Saliva on college campuses

Used in the proper context, saliva may still be useful in tracking down even asymptomatic infections. College campuses across the US, for example, are using saliva-based tests to screen students and staff.

“Campus is a high-risk environment for transmission of the virus, so even if you don’t have the traditional symptoms, you’re still considered at risk,” Banister says. “Because of that . . . we wanted to make sure that college students who may not suffer any ill effects are also not contributing to our city-wide number of cases by spreading it.”

The University of South Carolina is using saliva to test as many as 1,200 students a day for COVID-19.
University of South Carolina Communications

The University of South Carolina, located in Columbia, recently began testing as many as 1,200 student volunteers a day using Banister’s saliva test, hoping to catch invisible infections in its students. Rather than testing each person once, the university has opened the testing up to students on a repeat basis, with results arriving within 24 hours. Through this mass testing, the university has identified clusters in campus fraternities and sororities, and as of today (October 9) has 33 active cases among students.

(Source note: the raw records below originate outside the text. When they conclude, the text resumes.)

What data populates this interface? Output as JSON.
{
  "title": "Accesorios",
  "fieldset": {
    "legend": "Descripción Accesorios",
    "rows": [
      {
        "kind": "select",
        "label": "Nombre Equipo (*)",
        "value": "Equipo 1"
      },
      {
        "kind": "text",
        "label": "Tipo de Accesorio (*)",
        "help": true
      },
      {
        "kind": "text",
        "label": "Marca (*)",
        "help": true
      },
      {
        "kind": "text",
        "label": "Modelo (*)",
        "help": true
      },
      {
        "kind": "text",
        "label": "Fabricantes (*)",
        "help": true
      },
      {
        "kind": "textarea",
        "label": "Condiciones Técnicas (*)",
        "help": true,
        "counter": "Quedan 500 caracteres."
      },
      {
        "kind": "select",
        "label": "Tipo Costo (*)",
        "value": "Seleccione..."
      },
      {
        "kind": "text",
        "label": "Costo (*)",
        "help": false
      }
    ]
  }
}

Even if the tests are not as sensitive as swabs, the sheer number and repetition makes it possible to catch an infection that may have been missed the day before. “If they’re people who might be coming regularly through a clinic, you’ll probably still get quite a bit of information, even if it wasn’t performing as sensitively,” Wyllie says. Testing on this scale with saliva also requires fewer supplies, such as the swabs and reagents that have become scarce during the pandemic, and people are more likely to sit for repeated tests if they only need to spit into a cup. 

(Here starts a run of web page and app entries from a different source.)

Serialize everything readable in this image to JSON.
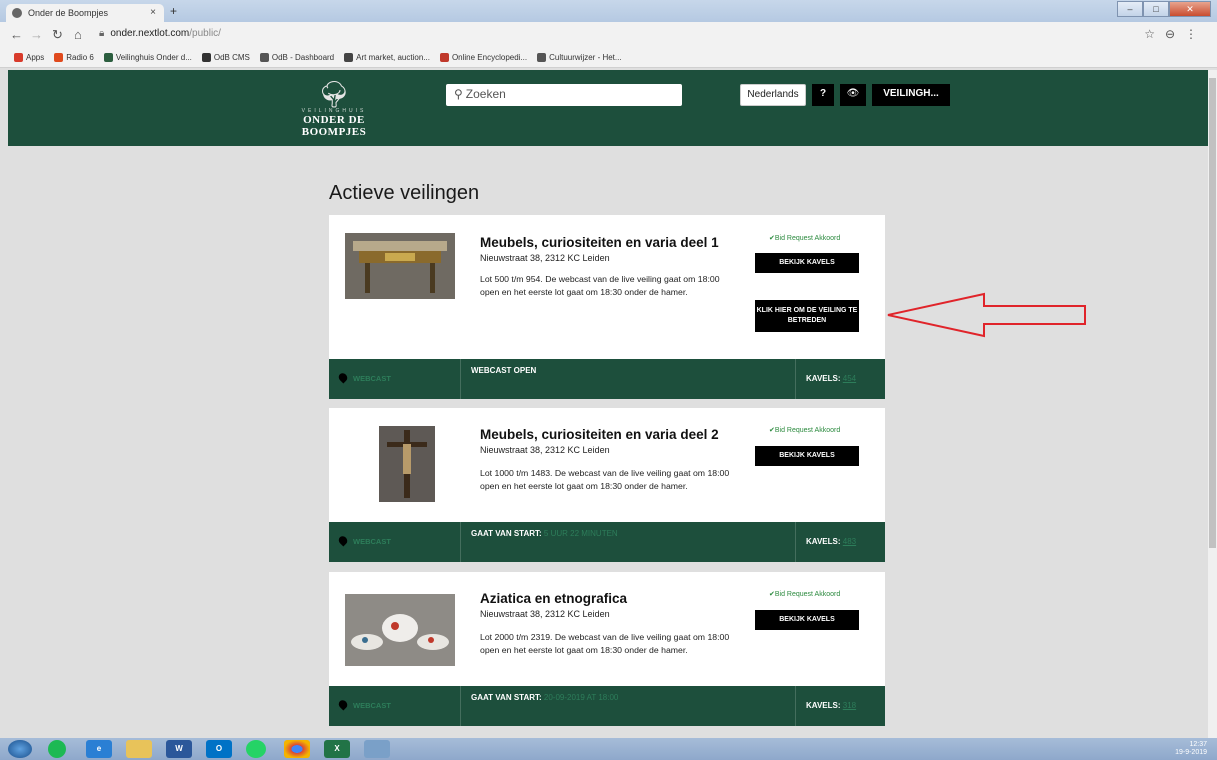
{
  "browser": {
    "tab_title": "Onder de Boompjes",
    "tab_close": "×",
    "new_tab": "+",
    "url_domain": "onder.nextlot.com",
    "url_path": "/public/",
    "bookmarks": [
      {
        "label": "Apps",
        "color": "#d83b2b"
      },
      {
        "label": "Radio 6",
        "color": "#e04a1d"
      },
      {
        "label": "Veilinghuis Onder d...",
        "color": "#2c5e3f"
      },
      {
        "label": "OdB CMS",
        "color": "#333333"
      },
      {
        "label": "OdB - Dashboard",
        "color": "#555555"
      },
      {
        "label": "Art market, auction...",
        "color": "#444444"
      },
      {
        "label": "Online Encyclopedi...",
        "color": "#c0392b"
      },
      {
        "label": "Cultuurwijzer - Het...",
        "color": "#555555"
      }
    ]
  },
  "header": {
    "logo_sub": "VEILINGHUIS",
    "logo_main": "ONDER DE BOOMPJES",
    "search_placeholder": "Zoeken",
    "language": "Nederlands",
    "help": "?",
    "auction_menu": "VEILINGH..."
  },
  "main": {
    "title": "Actieve veilingen",
    "auctions": [
      {
        "title": "Meubels, curiositeiten en varia deel 1",
        "address": "Nieuwstraat 38, 2312 KC Leiden",
        "description": "Lot 500 t/m 954. De webcast van de live veiling gaat om 18:00 open en het eerste lot gaat om 18:30 onder de hamer.",
        "badge": "✔Bid Request Akkoord",
        "view_lots": "BEKIJK KAVELS",
        "enter": "KLIK HIER OM DE VEILING TE BETREDEN",
        "webcast": "WEBCAST",
        "status_label": "WEBCAST OPEN",
        "status_value": "",
        "lots_label": "KAVELS:",
        "lots_count": "454"
      },
      {
        "title": "Meubels, curiositeiten en varia deel 2",
        "address": "Nieuwstraat 38, 2312 KC Leiden",
        "description": "Lot 1000 t/m 1483. De webcast van de live veiling gaat om 18:00 open en het eerste lot gaat om 18:30 onder de hamer.",
        "badge": "✔Bid Request Akkoord",
        "view_lots": "BEKIJK KAVELS",
        "webcast": "WEBCAST",
        "status_label": "GAAT VAN START:",
        "status_value": "5 UUR 22 MINUTEN",
        "lots_label": "KAVELS:",
        "lots_count": "483"
      },
      {
        "title": "Aziatica en etnografica",
        "address": "Nieuwstraat 38, 2312 KC Leiden",
        "description": "Lot 2000 t/m 2319. De webcast van de live veiling gaat om 18:00 open en het eerste lot gaat om 18:30 onder de hamer.",
        "badge": "✔Bid Request Akkoord",
        "view_lots": "BEKIJK KAVELS",
        "webcast": "WEBCAST",
        "status_label": "GAAT VAN START:",
        "status_value": "20-09-2019 AT 18:00",
        "lots_label": "KAVELS:",
        "lots_count": "318"
      }
    ]
  },
  "taskbar": {
    "time": "12:37",
    "date": "19-9-2019"
  },
  "colors": {
    "brand_green": "#1d4f3c",
    "annotation_arrow": "#e0242a"
  }
}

Banister also recruited two students living in the same house—one with a confirmed diagnosis and one at risk of contracting the virus—to undergo pairwise, daily sampling for comparisons between swabs and saliva. She found that over the first two weeks of the infection, there was a “remarkable” concurrence between the cycle numbers detected in saliva and nasopharyngeal swabs in the positive patient (the at-risk student never tested positive), meaning that saliva “is as sensitive as the nasopharyngeal swab,” Banister tells The Scientist.

At the end of two weeks, the two samples diverged, with swabs continuing to detect virus for several more days. Banister attributes this finding not to a higher sensitivity of the swab test, but to the mechanics of the human body: saliva turns over much more quickly in the mouth, while the lungs and nasal cavity can hold the virus for longer, leading to positive results even when a person may no longer be infectious. 

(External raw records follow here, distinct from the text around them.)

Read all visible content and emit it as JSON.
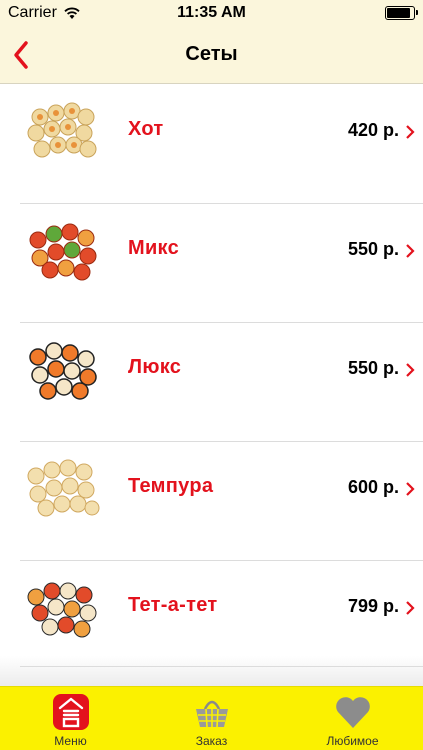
{
  "status_bar": {
    "carrier": "Carrier",
    "time": "11:35 AM",
    "battery_level": 0.9
  },
  "nav": {
    "title": "Сеты",
    "back_icon": "chevron-left-icon"
  },
  "items": [
    {
      "name": "Хот",
      "price": "420 р."
    },
    {
      "name": "Микс",
      "price": "550 р."
    },
    {
      "name": "Люкс",
      "price": "550 р."
    },
    {
      "name": "Темпура",
      "price": "600 р."
    },
    {
      "name": "Тет-а-тет",
      "price": "799 р."
    }
  ],
  "tabs": [
    {
      "label": "Меню",
      "icon": "menu-icon",
      "active": true
    },
    {
      "label": "Заказ",
      "icon": "basket-icon",
      "active": false
    },
    {
      "label": "Любимое",
      "icon": "heart-icon",
      "active": false
    }
  ],
  "colors": {
    "accent": "#e3121d",
    "tab_bar": "#fbf100",
    "header": "#fbf6dc"
  }
}
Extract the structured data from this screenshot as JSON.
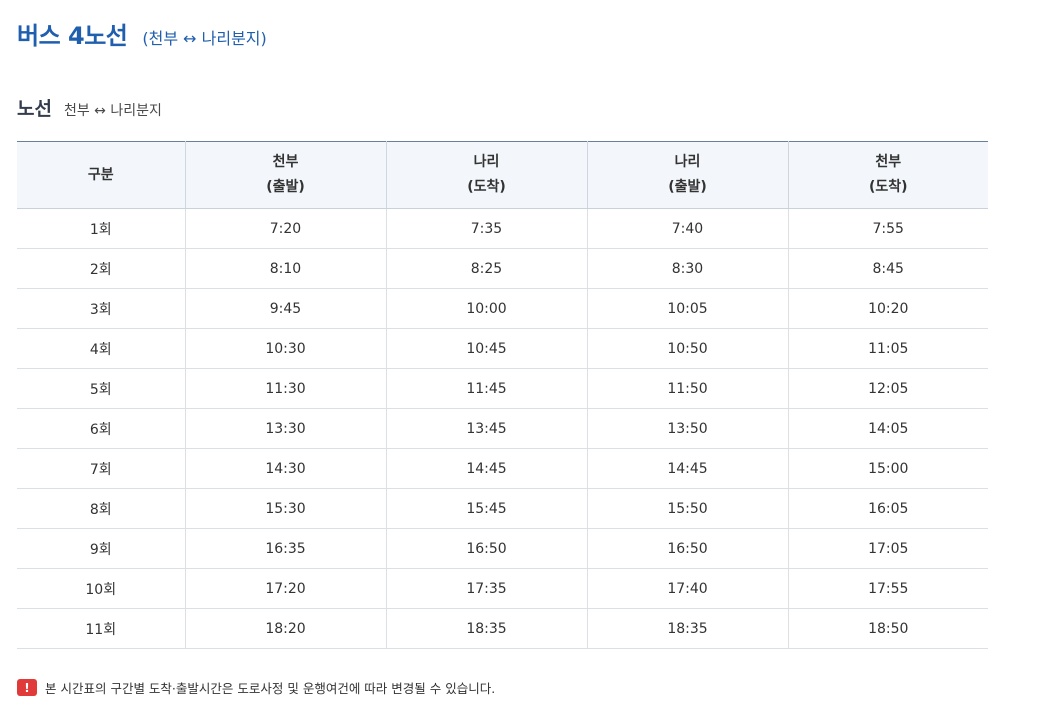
{
  "page": {
    "title": "버스 4노선",
    "subtitle": "(천부 ↔ 나리분지)"
  },
  "section": {
    "title": "노선",
    "subtitle": "천부 ↔ 나리분지"
  },
  "table": {
    "headers": [
      {
        "line1": "구분",
        "line2": ""
      },
      {
        "line1": "천부",
        "line2": "(출발)"
      },
      {
        "line1": "나리",
        "line2": "(도착)"
      },
      {
        "line1": "나리",
        "line2": "(출발)"
      },
      {
        "line1": "천부",
        "line2": "(도착)"
      }
    ],
    "rows": [
      [
        "1회",
        "7:20",
        "7:35",
        "7:40",
        "7:55"
      ],
      [
        "2회",
        "8:10",
        "8:25",
        "8:30",
        "8:45"
      ],
      [
        "3회",
        "9:45",
        "10:00",
        "10:05",
        "10:20"
      ],
      [
        "4회",
        "10:30",
        "10:45",
        "10:50",
        "11:05"
      ],
      [
        "5회",
        "11:30",
        "11:45",
        "11:50",
        "12:05"
      ],
      [
        "6회",
        "13:30",
        "13:45",
        "13:50",
        "14:05"
      ],
      [
        "7회",
        "14:30",
        "14:45",
        "14:45",
        "15:00"
      ],
      [
        "8회",
        "15:30",
        "15:45",
        "15:50",
        "16:05"
      ],
      [
        "9회",
        "16:35",
        "16:50",
        "16:50",
        "17:05"
      ],
      [
        "10회",
        "17:20",
        "17:35",
        "17:40",
        "17:55"
      ],
      [
        "11회",
        "18:20",
        "18:35",
        "18:35",
        "18:50"
      ]
    ]
  },
  "notice": {
    "icon": "exclamation-icon",
    "icon_glyph": "!",
    "icon_color": "#e03a3a",
    "text": "본 시간표의 구간별 도착·출발시간은 도로사정 및 운행여건에 따라 변경될 수 있습니다."
  },
  "colors": {
    "title": "#1f5fae",
    "header_bg": "#f3f7fb"
  }
}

How a positive diagnosis relates to infectiousness—and how clinicians should use Ct numbers to decide if someone should remain quarantined—isn’t yet clear. The next step, all three researchers agree, will be to look into these questions. Based on her preliminary findings, Banister says, “I think that the saliva detection is actually more representative of who is infectious.”